GOODYEAR, Ariz.—As Baseball America reported on Tuesday, the Reds have moved to add an Appalachian League club to their system. On Wednesday, the team announced they had been granted the rights to affiliate with Greeneville, which the Astros recently vacated, starting in 2018.
The transaction isn’t final, but it is in the home stretch. The Reds need to settle on an operator for the club and must also work out the terms of a lease with Tusculum (Tenn.) College for the use of their Pioneer Park, and the deal must then go to the league for approval. All of these things seem likely to proceed smoothly, and the deal could be finalized by the Winter Meetings.

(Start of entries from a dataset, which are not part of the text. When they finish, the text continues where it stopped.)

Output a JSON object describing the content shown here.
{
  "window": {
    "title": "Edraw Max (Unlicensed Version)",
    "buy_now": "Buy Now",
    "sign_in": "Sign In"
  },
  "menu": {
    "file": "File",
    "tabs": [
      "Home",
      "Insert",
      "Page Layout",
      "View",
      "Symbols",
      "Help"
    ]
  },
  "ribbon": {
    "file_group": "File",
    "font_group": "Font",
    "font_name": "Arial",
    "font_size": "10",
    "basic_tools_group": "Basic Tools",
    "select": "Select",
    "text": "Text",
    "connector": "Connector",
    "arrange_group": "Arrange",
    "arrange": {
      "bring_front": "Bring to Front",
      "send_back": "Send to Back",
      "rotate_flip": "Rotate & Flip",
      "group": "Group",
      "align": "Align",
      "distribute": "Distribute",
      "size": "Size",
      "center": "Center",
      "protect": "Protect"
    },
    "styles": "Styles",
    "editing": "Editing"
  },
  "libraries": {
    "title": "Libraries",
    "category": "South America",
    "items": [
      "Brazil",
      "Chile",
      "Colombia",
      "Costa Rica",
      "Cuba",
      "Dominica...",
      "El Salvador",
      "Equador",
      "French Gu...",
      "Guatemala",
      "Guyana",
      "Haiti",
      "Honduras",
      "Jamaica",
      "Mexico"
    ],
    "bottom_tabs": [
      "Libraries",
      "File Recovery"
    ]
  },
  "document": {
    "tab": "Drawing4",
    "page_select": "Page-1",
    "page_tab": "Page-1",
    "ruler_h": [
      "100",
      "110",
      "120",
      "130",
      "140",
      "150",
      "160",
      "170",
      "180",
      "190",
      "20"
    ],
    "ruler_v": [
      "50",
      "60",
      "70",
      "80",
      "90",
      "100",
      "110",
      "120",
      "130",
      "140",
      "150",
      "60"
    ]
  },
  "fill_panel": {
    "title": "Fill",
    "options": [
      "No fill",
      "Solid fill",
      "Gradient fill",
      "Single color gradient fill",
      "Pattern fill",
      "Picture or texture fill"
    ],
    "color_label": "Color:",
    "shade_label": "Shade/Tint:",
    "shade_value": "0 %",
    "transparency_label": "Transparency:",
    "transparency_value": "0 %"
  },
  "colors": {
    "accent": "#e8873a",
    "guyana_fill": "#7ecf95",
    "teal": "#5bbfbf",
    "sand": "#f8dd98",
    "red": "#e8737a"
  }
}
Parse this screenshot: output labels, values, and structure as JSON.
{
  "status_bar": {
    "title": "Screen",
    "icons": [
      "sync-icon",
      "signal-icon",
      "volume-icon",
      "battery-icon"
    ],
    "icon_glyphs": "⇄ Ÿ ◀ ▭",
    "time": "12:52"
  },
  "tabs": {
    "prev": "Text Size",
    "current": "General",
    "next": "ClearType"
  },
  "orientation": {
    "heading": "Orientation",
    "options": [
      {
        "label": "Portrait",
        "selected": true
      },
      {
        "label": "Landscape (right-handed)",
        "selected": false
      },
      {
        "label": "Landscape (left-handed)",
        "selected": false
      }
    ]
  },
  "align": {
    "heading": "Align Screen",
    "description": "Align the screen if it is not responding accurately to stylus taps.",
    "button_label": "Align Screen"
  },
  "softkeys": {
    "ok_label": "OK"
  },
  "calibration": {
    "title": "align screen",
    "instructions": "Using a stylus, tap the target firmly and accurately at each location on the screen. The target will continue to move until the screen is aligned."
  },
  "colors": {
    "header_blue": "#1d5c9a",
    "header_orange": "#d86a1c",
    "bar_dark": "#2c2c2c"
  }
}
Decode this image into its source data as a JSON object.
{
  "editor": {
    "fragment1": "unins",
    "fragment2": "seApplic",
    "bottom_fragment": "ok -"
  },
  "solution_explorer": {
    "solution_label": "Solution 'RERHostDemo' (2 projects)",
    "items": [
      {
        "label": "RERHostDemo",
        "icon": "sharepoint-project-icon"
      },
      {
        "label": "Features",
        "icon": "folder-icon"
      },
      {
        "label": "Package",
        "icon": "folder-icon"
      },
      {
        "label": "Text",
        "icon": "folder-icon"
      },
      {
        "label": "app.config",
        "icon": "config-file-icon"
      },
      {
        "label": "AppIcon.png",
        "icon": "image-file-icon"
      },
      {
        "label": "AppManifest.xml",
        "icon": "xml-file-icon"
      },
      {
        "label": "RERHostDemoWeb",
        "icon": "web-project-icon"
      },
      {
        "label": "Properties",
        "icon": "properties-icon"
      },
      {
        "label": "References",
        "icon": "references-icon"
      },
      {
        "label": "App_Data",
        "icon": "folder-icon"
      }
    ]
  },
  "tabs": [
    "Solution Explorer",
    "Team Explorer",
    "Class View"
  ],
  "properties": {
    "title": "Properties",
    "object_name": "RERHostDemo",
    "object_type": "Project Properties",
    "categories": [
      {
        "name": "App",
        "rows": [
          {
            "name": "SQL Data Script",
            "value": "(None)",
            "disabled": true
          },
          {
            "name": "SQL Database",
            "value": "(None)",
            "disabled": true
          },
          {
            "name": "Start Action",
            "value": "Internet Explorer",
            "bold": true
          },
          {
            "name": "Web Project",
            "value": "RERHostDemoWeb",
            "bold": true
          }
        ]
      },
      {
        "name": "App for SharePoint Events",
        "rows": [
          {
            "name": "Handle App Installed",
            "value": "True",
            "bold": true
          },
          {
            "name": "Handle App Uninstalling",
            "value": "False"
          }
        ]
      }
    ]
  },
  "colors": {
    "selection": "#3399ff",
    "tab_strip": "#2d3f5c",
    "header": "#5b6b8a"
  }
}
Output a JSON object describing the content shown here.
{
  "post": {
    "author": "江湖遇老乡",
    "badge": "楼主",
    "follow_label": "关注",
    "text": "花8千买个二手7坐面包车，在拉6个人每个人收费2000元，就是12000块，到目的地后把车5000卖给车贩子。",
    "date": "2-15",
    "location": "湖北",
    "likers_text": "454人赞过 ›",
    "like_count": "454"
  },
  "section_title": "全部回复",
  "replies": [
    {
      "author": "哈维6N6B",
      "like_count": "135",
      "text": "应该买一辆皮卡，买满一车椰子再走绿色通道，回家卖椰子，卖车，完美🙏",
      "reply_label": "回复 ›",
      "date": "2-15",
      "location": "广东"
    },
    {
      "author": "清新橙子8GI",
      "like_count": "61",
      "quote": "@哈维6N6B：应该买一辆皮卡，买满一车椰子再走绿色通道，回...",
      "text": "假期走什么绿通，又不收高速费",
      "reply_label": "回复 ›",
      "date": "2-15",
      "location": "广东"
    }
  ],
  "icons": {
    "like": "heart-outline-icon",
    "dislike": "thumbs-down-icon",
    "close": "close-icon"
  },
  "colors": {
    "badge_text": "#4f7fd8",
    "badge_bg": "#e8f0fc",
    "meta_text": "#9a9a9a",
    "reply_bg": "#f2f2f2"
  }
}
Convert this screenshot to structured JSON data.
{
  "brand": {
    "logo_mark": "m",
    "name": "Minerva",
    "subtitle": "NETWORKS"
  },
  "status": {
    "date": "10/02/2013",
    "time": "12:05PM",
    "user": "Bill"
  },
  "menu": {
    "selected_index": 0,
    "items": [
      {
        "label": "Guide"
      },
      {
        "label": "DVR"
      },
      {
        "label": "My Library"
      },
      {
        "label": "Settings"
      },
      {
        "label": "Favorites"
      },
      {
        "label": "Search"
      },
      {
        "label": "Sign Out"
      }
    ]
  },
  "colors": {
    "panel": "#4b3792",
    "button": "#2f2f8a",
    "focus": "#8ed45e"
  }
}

Greeneville will not be a replacement for Cincinnati’s current Rookie-level affiliate in the Pioneer League, nor will it supplant its Arizona League team. The Reds are only interested in adding to their system and providing themselves with more options for places to send their youngest prospects.
“It’s something we’re really excited about and something that we’ve been working on trying to be opportunistic with and just think it will open up a lot of doors, both in the draft and developmentally, for us,” Reds farm director Jeff Graupe said on Wednesday. “I think beyond extra spots, it’s more that we’ll be able to work at a higher efficiency. We’ve looked at some of the teams that have been successful with it, and I think you’re just able to generate more playing time for what we designate as the priority guys.”
For example, if the Reds had two stud shortstops at the same developmental stage but didn’t want them to have to fight for playing time on the same team, they could send one to Rookie-level Billings in the Pioneer League, and one to Greeneville in the Appy. Both get the benefit of everyday play in Rookie leagues without having to alternate positions to accommodate one another.
It also avoids the idea of having to have prospects repeat the Rookie-level Arizona League. One summer during the unrelenting heat of the “fire league” is more than enough for one player, and having a second option for advancement will only help the Reds avoid that situation.
“The AZL’s really difficult to repeat, just because of the conditions,” Graupe said. “To be able to use the complex for our youngest players in the (United) States but to not have to rely on it for playing time for kids who spent at least a year in pro ball, I think it will just let us get a lot more done.”
The Reds don’t have a set plan yet about how they’ll determine which players will go to which team, but they want to make sure not to water down either affiliate and risk souring relationships; Billings has been a Reds affiliate since 1974. That said, each league presents a different challenge because of their respective atmospheres.
“I think we’ll take a little bit of a look at development tracks,” Graupe said. “Whether you want to challenge a pitcher in the Pioneer League or you want to challenge a hitter in the Appy League. We understand the conditions and we’ll figure out what’s best for each guy.”